Hep C Can Be Cured in Recovery
Testing positive for Hep C may come as a shock to you, but ever since the opioid epidemic began in North America, Hep C cases have been on the rise.
Whether you’re in recovery, or thinking of getting started, Hep C can be cured. Several Hep C medicines can be taken along with Medically Assisted Treatments (MAT) used for addiction recovery such as buprenorphine/naloxone and methadone.
Talk to your healthcare professional to see what Hep C medicine would be right for you.
Cure means the Hep C virus is not detected in the blood when measured 3 months after treatment is completed.
You Found Out You Have Hep C—Now What?
How Can I Find a Healthcare Professional?
If you need to find a healthcare professional who specializes in Hep C, ask for one at your recovery center. They should be able to help you find one in your area.
For additional help finding a healthcare professional, use our finder tool by clicking here:

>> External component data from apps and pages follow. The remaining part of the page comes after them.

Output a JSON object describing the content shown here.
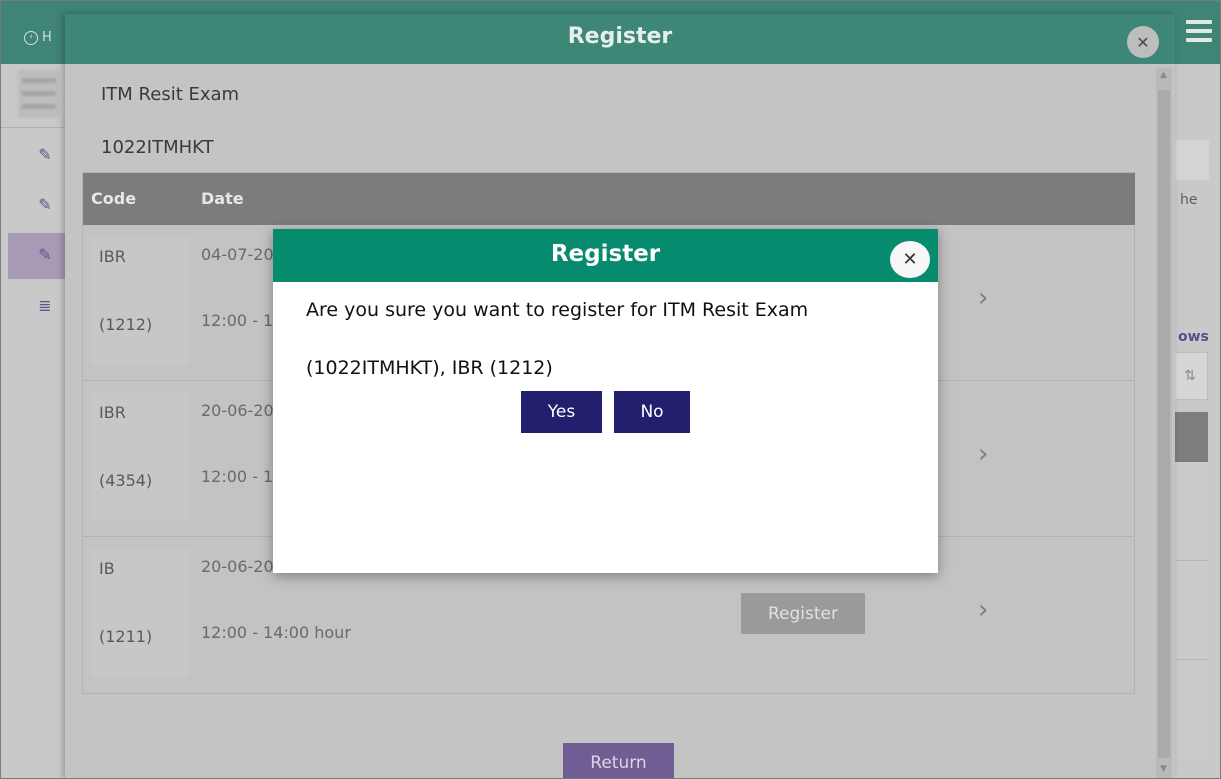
{
  "background": {
    "back_link": "H",
    "right_text_1": "he",
    "right_text_2": "ows"
  },
  "register_modal": {
    "title": "Register",
    "exam_name": "ITM Resit Exam",
    "exam_code": "1022ITMHKT",
    "table": {
      "headers": {
        "code": "Code",
        "date": "Date"
      },
      "rows": [
        {
          "code": "IBR",
          "number": "(1212)",
          "date_range": "04-07-20",
          "time": "12:00 - 1",
          "action": ""
        },
        {
          "code": "IBR",
          "number": "(4354)",
          "date_range": "20-06-20",
          "time": "12:00 - 1",
          "action": ""
        },
        {
          "code": "IB",
          "number": "(1211)",
          "date_range": "20-06-2017 until 20-06-2017",
          "time": "12:00 - 14:00 hour",
          "action": "Register"
        }
      ]
    },
    "return_label": "Return"
  },
  "confirm_dialog": {
    "title": "Register",
    "message_line1": "Are you sure you want to register for ITM Resit Exam",
    "message_line2": "(1022ITMHKT), IBR (1212)",
    "yes_label": "Yes",
    "no_label": "No"
  },
  "icons": {
    "close": "close-icon",
    "chevron": "chevron-right-icon",
    "back": "back-circle-icon",
    "menu": "hamburger-menu-icon",
    "sidebar": "edit-icon",
    "list": "list-icon",
    "sort": "sort-icon"
  },
  "colors": {
    "header_green": "#068b6f",
    "button_navy": "#22206e",
    "accent_purple": "#6f5d93"
  }
}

What if I Don’t Have a Ride?
If you’d like to see a healthcare professional about curing Hep C, but don’t have a ride, here are some ideas:

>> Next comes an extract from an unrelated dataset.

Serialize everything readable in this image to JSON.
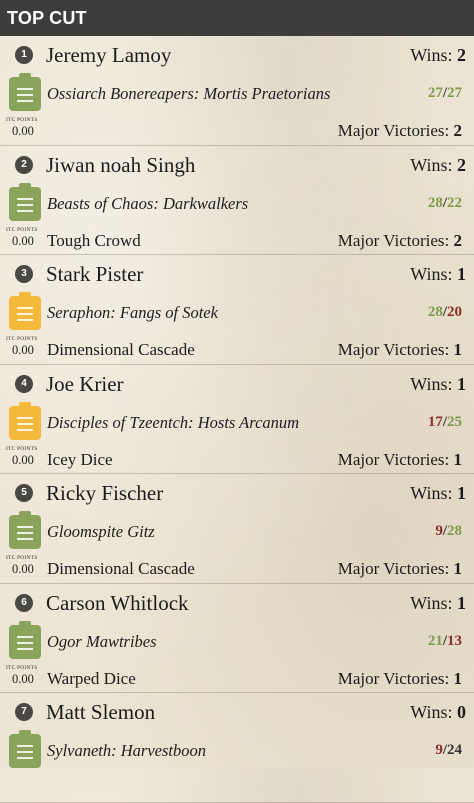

Ask a family member or friend
Find out if the local churches or nonprofits offer rides
Call your healthcare professional’s office to see if they can pick you up
If you’re eligible for Medicaid, you may qualify for free rides
Take public transportation like the subway or bus
Getting to your healthcare professional’s office may be difficult, but it’s very important that you get your Hep C cured sooner rather than later.
Is Hep C Contagious?
Yes, Hep C is contagious.
Today, Hep C is mostly spread through the sharing of needles or other equipment used to prepare or inject drugs.
Hep C can also be spread through sexual contact and using unsterilized tattoo equipment, among several other less common ways.
Hep C is not spread by coughing, sneezing, sharing eating utensils, breastfeeding, kissing, hugging, or holding hands.
Can I Get Hep C More Than Once?
Unfortunately, the answer is yes. If you get infected with Hep C and cured, you can still get reinfected if you are in blood-to-blood contact with someone who has Hep C.
Avoiding behaviors such as sharing needles can prevent reinfection.
You’re Not Alone
No matter how you got Hep C, you’re not alone. Support and information are available to guide you every step of the way.
Join the millions of others who have already been treated and make curing Hep C part of your overall health goals.
Not sure where to start? Call a Hep C Educator who can help.
Gastroenterologist: A doctor who specializes in diseases of the digestive system. The digestive system includes the stomach, intestines, and other organs, including the liver. Since Hep C can cause liver damage, people with Hep C are often treated by gastroenterologists.